When I first went to the gun range, I had no idea that there were various types of ammunition for various types of weapons. At the time, all I knew was that you could put these small metal objects in a gun and you can fire away already. However, there is much more to it than that. 

Having said that, it is important to become familiar with the various types of ammunition. Below are what you need to know about centerfire and rimfire ammunition.

How Does a Gun Work? 

Before we discuss the distinction between the two, it’s necessary to review the fundamental mechanics of how a gun works. If you’re unfamiliar with how a gun works, when you pull the trigger, the firing pin inside the gun collides with the primer, causing a mini-explosion that ignites the gunpowder and propels the bullet forward out of the gun. 

Why is this necessary to know? The distinction between centerfire and rimfire ammunition takes this sequence of events into account, and it is critical to keep in mind as we go further.

The Difference Between Centerfire and Rimfire Ammo

Now, you’ll encounter two types of ammunition: centerfire and rimfire. 

Centerfire

Centerfire ammunition is most frequently used in rifles, handguns, and shotguns. The primer is located in the center of the casing base in this type of ammunition. This is typically desirable because it results in a larger explosion, which makes it easier to shoot larger bullets from the casing with significantly greater accuracy.

Pros

Cons

Rimfire

The primer is located on the rim of the shell casing in rimfire ammunition. Some people prefer this type of ammunition because it does not produce as much recoil as centerfire ammunition. This may be a better option for those who have a tendency to flinch in anticipation.

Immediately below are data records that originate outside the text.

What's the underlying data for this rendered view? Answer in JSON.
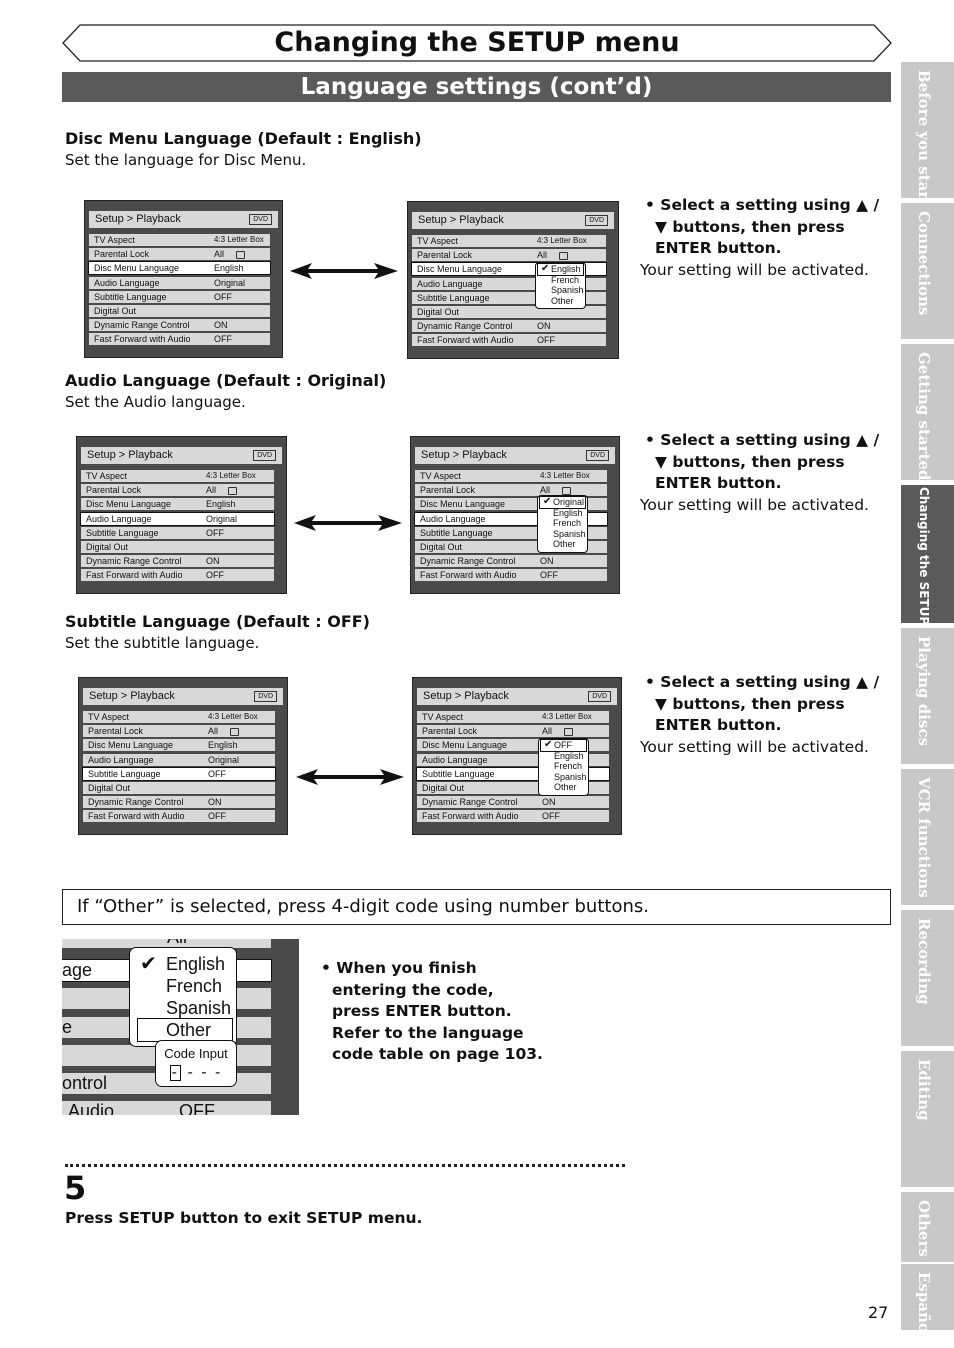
{
  "page_title": "Changing the SETUP menu",
  "section_title": "Language settings (cont’d)",
  "common": {
    "screen_header": "Setup > Playback",
    "dvd_badge": "DVD",
    "select_instruction": "• Select a setting using ▲ / ▼ buttons, then press ENTER button.",
    "activated_note": "Your setting will be activated."
  },
  "disc_menu": {
    "heading": "Disc Menu Language (Default : English)",
    "desc": "Set the language for Disc Menu.",
    "left_rows": [
      {
        "label": "TV Aspect",
        "value": "4:3 Letter Box"
      },
      {
        "label": "Parental Lock",
        "value": "All"
      },
      {
        "label": "Disc Menu Language",
        "value": "English"
      },
      {
        "label": "Audio Language",
        "value": "Original"
      },
      {
        "label": "Subtitle Language",
        "value": "OFF"
      },
      {
        "label": "Digital Out",
        "value": ""
      },
      {
        "label": "Dynamic Range Control",
        "value": "ON"
      },
      {
        "label": "Fast Forward with Audio",
        "value": "OFF"
      }
    ],
    "right_rows": [
      {
        "label": "TV Aspect",
        "value": "4:3 Letter Box"
      },
      {
        "label": "Parental Lock",
        "value": "All"
      },
      {
        "label": "Disc Menu Language",
        "value": ""
      },
      {
        "label": "Audio Language",
        "value": ""
      },
      {
        "label": "Subtitle Language",
        "value": ""
      },
      {
        "label": "Digital Out",
        "value": ""
      },
      {
        "label": "Dynamic Range Control",
        "value": "ON"
      },
      {
        "label": "Fast Forward with Audio",
        "value": "OFF"
      }
    ],
    "options": [
      "English",
      "French",
      "Spanish",
      "Other"
    ]
  },
  "audio": {
    "heading": "Audio Language (Default : Original)",
    "desc": "Set the Audio language.",
    "left_rows": [
      {
        "label": "TV Aspect",
        "value": "4:3 Letter Box"
      },
      {
        "label": "Parental Lock",
        "value": "All"
      },
      {
        "label": "Disc Menu Language",
        "value": "English"
      },
      {
        "label": "Audio Language",
        "value": "Original"
      },
      {
        "label": "Subtitle Language",
        "value": "OFF"
      },
      {
        "label": "Digital Out",
        "value": ""
      },
      {
        "label": "Dynamic Range Control",
        "value": "ON"
      },
      {
        "label": "Fast Forward with Audio",
        "value": "OFF"
      }
    ],
    "right_rows": [
      {
        "label": "TV Aspect",
        "value": "4:3 Letter Box"
      },
      {
        "label": "Parental Lock",
        "value": "All"
      },
      {
        "label": "Disc Menu Language",
        "value": ""
      },
      {
        "label": "Audio Language",
        "value": ""
      },
      {
        "label": "Subtitle Language",
        "value": ""
      },
      {
        "label": "Digital Out",
        "value": ""
      },
      {
        "label": "Dynamic Range Control",
        "value": "ON"
      },
      {
        "label": "Fast Forward with Audio",
        "value": "OFF"
      }
    ],
    "options": [
      "Original",
      "English",
      "French",
      "Spanish",
      "Other"
    ]
  },
  "subtitle": {
    "heading": "Subtitle Language (Default : OFF)",
    "desc": "Set the subtitle language.",
    "left_rows": [
      {
        "label": "TV Aspect",
        "value": "4:3 Letter Box"
      },
      {
        "label": "Parental Lock",
        "value": "All"
      },
      {
        "label": "Disc Menu Language",
        "value": "English"
      },
      {
        "label": "Audio Language",
        "value": "Original"
      },
      {
        "label": "Subtitle Language",
        "value": "OFF"
      },
      {
        "label": "Digital Out",
        "value": ""
      },
      {
        "label": "Dynamic Range Control",
        "value": "ON"
      },
      {
        "label": "Fast Forward with Audio",
        "value": "OFF"
      }
    ],
    "right_rows": [
      {
        "label": "TV Aspect",
        "value": "4:3 Letter Box"
      },
      {
        "label": "Parental Lock",
        "value": "All"
      },
      {
        "label": "Disc Menu Language",
        "value": "English"
      },
      {
        "label": "Audio Language",
        "value": "Original"
      },
      {
        "label": "Subtitle Language",
        "value": ""
      },
      {
        "label": "Digital Out",
        "value": ""
      },
      {
        "label": "Dynamic Range Control",
        "value": "ON"
      },
      {
        "label": "Fast Forward with Audio",
        "value": "OFF"
      }
    ],
    "options": [
      "OFF",
      "English",
      "French",
      "Spanish",
      "Other"
    ]
  },
  "other": {
    "note": "If “Other” is selected, press 4-digit code using number buttons.",
    "zoom_rows": [
      "All",
      "age",
      "",
      "e",
      "",
      "ontrol",
      "Audio OFF"
    ],
    "zoom_options": [
      "English",
      "French",
      "Spanish",
      "Other"
    ],
    "code_label": "Code Input",
    "code_digits": "- - - -",
    "when_text": "• When you finish entering the code, press ENTER button. Refer to the language code table on page 103."
  },
  "step": {
    "number": "5",
    "text": "Press SETUP button to exit SETUP menu."
  },
  "side_tabs": [
    "Before you start",
    "Connections",
    "Getting started",
    "Changing the SETUP menu",
    "Playing discs",
    "VCR functions",
    "Recording",
    "Editing",
    "Others",
    "Español"
  ],
  "page_number": "27"
}
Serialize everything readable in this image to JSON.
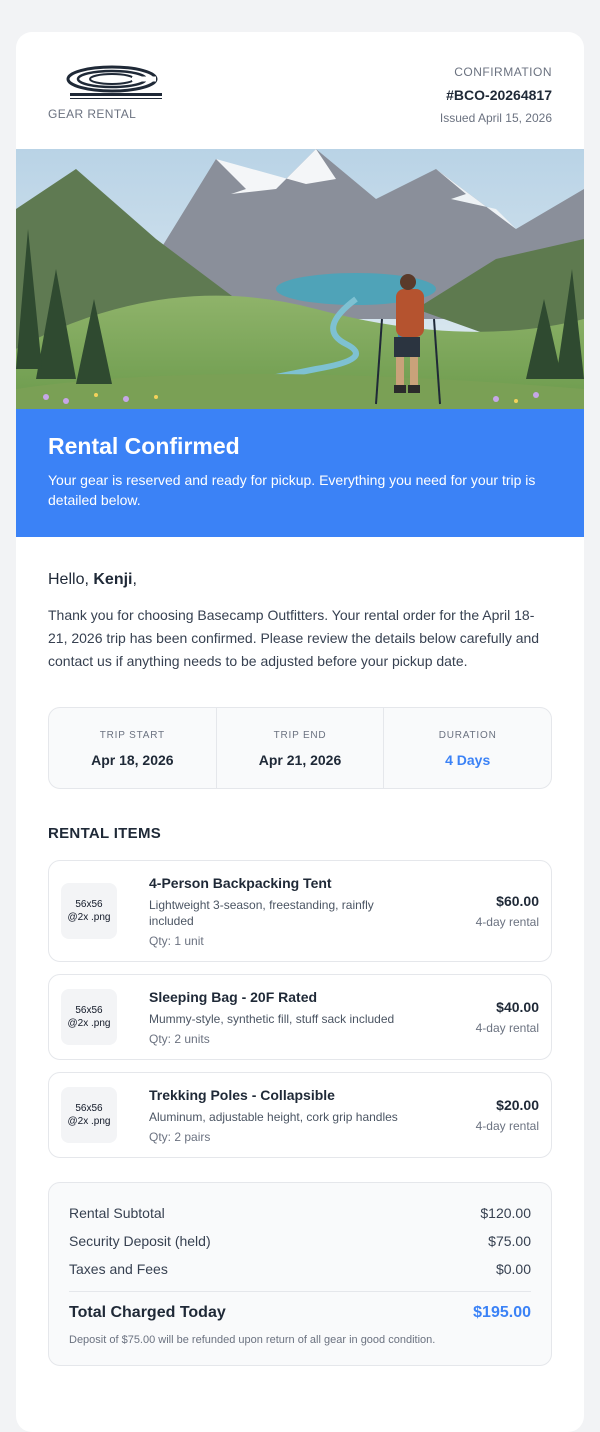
{
  "header": {
    "logo_icon": "company-logo",
    "brand_subtitle": "GEAR RENTAL",
    "confirmation_label": "CONFIRMATION",
    "confirmation_number": "#BCO-20264817",
    "issued": "Issued April 15, 2026"
  },
  "hero": {
    "icon": "mountain-lake-hiker-illustration"
  },
  "banner": {
    "title": "Rental Confirmed",
    "subtitle": "Your gear is reserved and ready for pickup. Everything you need for your trip is detailed below.",
    "background": "#3b82f6"
  },
  "greeting": {
    "prefix": "Hello, ",
    "name": "Kenji",
    "suffix": ","
  },
  "intro": "Thank you for choosing Basecamp Outfitters. Your rental order for the April 18-21, 2026 trip has been confirmed. Please review the details below carefully and contact us if anything needs to be adjusted before your pickup date.",
  "trip": [
    {
      "label": "TRIP START",
      "value": "Apr 18, 2026"
    },
    {
      "label": "TRIP END",
      "value": "Apr 21, 2026"
    },
    {
      "label": "DURATION",
      "value": "4 Days"
    }
  ],
  "items_title": "RENTAL ITEMS",
  "items": [
    {
      "thumb": "56x56 @2x .png",
      "name": "4-Person Backpacking Tent",
      "desc": "Lightweight 3-season, freestanding, rainfly included",
      "qty": "Qty: 1 unit",
      "price": "$60.00",
      "term": "4-day rental"
    },
    {
      "thumb": "56x56 @2x .png",
      "name": "Sleeping Bag - 20F Rated",
      "desc": "Mummy-style, synthetic fill, stuff sack included",
      "qty": "Qty: 2 units",
      "price": "$40.00",
      "term": "4-day rental"
    },
    {
      "thumb": "56x56 @2x .png",
      "name": "Trekking Poles - Collapsible",
      "desc": "Aluminum, adjustable height, cork grip handles",
      "qty": "Qty: 2 pairs",
      "price": "$20.00",
      "term": "4-day rental"
    }
  ],
  "summary": {
    "rows": [
      {
        "label": "Rental Subtotal",
        "value": "$120.00"
      },
      {
        "label": "Security Deposit (held)",
        "value": "$75.00"
      },
      {
        "label": "Taxes and Fees",
        "value": "$0.00"
      }
    ],
    "total_label": "Total Charged Today",
    "total_value": "$195.00",
    "note": "Deposit of $75.00 will be refunded upon return of all gear in good condition.",
    "accent": "#3b82f6"
  }
}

By inspecting the bottom of the casing, you can easily tell the difference between centerfire and rimfire ammunition. Centerfire will have a small circle in the center indicating the primer location (as per the name). In comparison, rimfire ammunition will lack this circle.

Pros

Cons

The Calibers of Centerfire and Rimfire

Both centerfire and rimfire ammunition are available in a wide variety of calibers to accommodate a variety of firearms. 

Rimfire ammunition is available in a variety of calibers, but the most popular are .22 Long Rifle and .22 Short. 

There are numerous calibers of centerfire ammunition available today. The majority of modern shotgun shells are centerfire, as is nearly all ammunition in the following calibers:

Which Ammunition Can Be Reloaded?

Centerfire ammunition is the only type that can be reloaded. Rimfire ammunition generates an excessive amount of explosive reaction during firing, which can damage the external case and render it less reliable. As a result, it is not reloadable. 

Due to the location of the primer in centerfire ammunition, it is frequently reloadable and reusable. This is advantageous for avid hunters or those who frequently go to the gun range. While centerfire ammunition is more expensive than rimfire ammunition, reloaded ammunition is frequently less expensive than new rounds, allowing you to get more for your buck.

Are They Interchangeable?

While each type of ammunition has a distinct purpose, rimfire and centerfire ammunition are not interchangeable. Indeed, incorporating one type into a weapon that was not designed to handle it is a surefire way to create complications. 

Aside from that, ensure that you read the manual for your gun to determine the type of ammunition it accepts. If the manual is unavailable, as is the case with older firearms, conduct some online research. Since the majority of centerfire weapons were manufactured within the last century, if yours is older than that, it is possible that it is rimfire.

Which Types of Ammo Are Better?

Ultimately, the choice between rimfire and centerfire ammunition is a matter of personal preference and the type of firearm you own. 

However, if you’re in the market for a new firearm and are deciding between the two, centerfire is typically the preferred option. Not only does it withstand more abuse, such as that encountered during hunting or military operations, but it is also less prone to manufacturer defects.

The Takeaway

While the choice of ammunition is ultimately up to you, the list of advantages and disadvantages provided in this article should help you distinguish between the two types and make an informed choice for yourself.

🤔 The Difference Between Centerfire and Rimfire Ammo?

Centerfire ammunition is most frequently used in rifles, handguns, and shotguns. The primer is ...

🔍 Which Ammunition Can Be Reloaded?

Centerfire ammunition is the only type that can be reloaded. Rimfire ammunition generates...